The current state of the BI market and how it should pivot is one thing, but what about ThoughtSpot itself? While it's known for its search-oriented analytics interface, is that where it will continue to focus? Will search continue to be ThoughtSpot's prime differentiator or will there be a ThoughtSpot pivot too?
Rather than a round robin of responses, Singh took it on himself to answer this question, saying on the one hand that search is the "core" of the ThoughtSpot product but that, going forward, it and features like AI-driven augmented analytics feature SpotIQ, act as "feeders" for the other strategic features. Singh cited ThoughtSpot's Monitor feature, enabled by SpotIQ and currently in Beta, as an example. Monitor keeps an eye on relevant insights and reports changes in a push fashion, for the part of business that a user wants to monitor, and creates a feed of analytic insights.
Managing data management
Another strategic question was gnawing at me, one that hovered around the subject of data management, including data prep/integration, data quality, data catalog and even data virtualization capabilities. I wanted to know if the on-boarding of such features was on the horizon for ThoughtSpot. Given that Qlik, another remaining independent BI player, has assembled a portfolio of products that includes data management, and taking into account both the recent acquisition of data prep pioneer Paxata by DataRobot and Dell Boomi's intention to acquire data prep/catalog vendor Unifi Software, the question seemed fair. Add in this month's "go live" of CCPA (California's Consumer Protection Act), and the addition of data management capabilities seems more important than ever.
Singh stipulated that ThoughtSpot wants to provide the analytics "last mile" for its customers, and whatever it needed to do to make that happen, it would. Chang, from his vantage point of corporate development, explained that ThoughtSpot would leverage "external innovation" to do this, but that includes partnerships as well as M&A.
Without contradicting his colleagues, Gardiner, fresh off his tenure at the aforementioned DataRobot, and the acquisitive Alteryx before that, added a note of caution.
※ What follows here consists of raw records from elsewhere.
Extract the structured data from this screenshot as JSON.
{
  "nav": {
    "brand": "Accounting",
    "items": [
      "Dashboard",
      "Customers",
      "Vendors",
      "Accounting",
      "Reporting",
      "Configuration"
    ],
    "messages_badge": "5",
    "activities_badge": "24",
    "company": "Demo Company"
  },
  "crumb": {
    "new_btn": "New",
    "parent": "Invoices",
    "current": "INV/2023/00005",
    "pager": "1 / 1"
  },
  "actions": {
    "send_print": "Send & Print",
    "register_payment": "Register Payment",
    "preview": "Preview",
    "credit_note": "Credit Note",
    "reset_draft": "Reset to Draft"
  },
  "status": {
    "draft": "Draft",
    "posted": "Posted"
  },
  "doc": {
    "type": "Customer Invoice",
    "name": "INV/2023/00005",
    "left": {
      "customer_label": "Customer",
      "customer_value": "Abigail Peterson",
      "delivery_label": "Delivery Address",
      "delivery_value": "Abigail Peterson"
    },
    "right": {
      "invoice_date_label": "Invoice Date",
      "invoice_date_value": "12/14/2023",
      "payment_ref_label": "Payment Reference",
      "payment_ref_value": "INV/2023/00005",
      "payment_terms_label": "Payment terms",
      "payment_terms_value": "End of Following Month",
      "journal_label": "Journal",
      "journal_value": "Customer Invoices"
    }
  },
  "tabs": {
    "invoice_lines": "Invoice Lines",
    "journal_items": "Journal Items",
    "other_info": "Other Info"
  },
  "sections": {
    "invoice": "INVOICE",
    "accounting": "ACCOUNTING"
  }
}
He rightly pointed out that buying too many companies, too quickly, creates the risk of accumulating too much technical debt in the product stack. He built on that by stating that integrating companies is much harder than buying them and that on-boarding the right team(s), rather than just the right technology, should be a primary driver of any acquisition.
Future and beyond
ThoughtSpot's Singh said he feels "the company is "2% done," implying that there's lots more to come. With its almost quarter billion dollars in Series E funding last year and formidable array of talent being announced today, ThoughtSpot definitely has resources. But it's going to come down to orchestration, execution and strategy for the company to "do" the remaining 98% and do it well.
The analytics space is at a crossroads. The public cloud juggernauts have their own data warehouse, analytics and BI solutions on offer. The glut of independent companies resulting from an (over-?) abundance of VC capital makes for a very fragmented analytics stack and adds significant difficulty for the companies with merit to succeed. The industry has a not-great track record in actually helping their customers attain true success with analytics, rather than just wowing them with features and pressuring them with digital transformation ghost stories.
Any independent analytics company that wants continued success and traction needs to help fix this state of affairs. Hopefully, with such ample resources at its disposal, ThoughtSpot can do that, and set an example for its peers and competitors.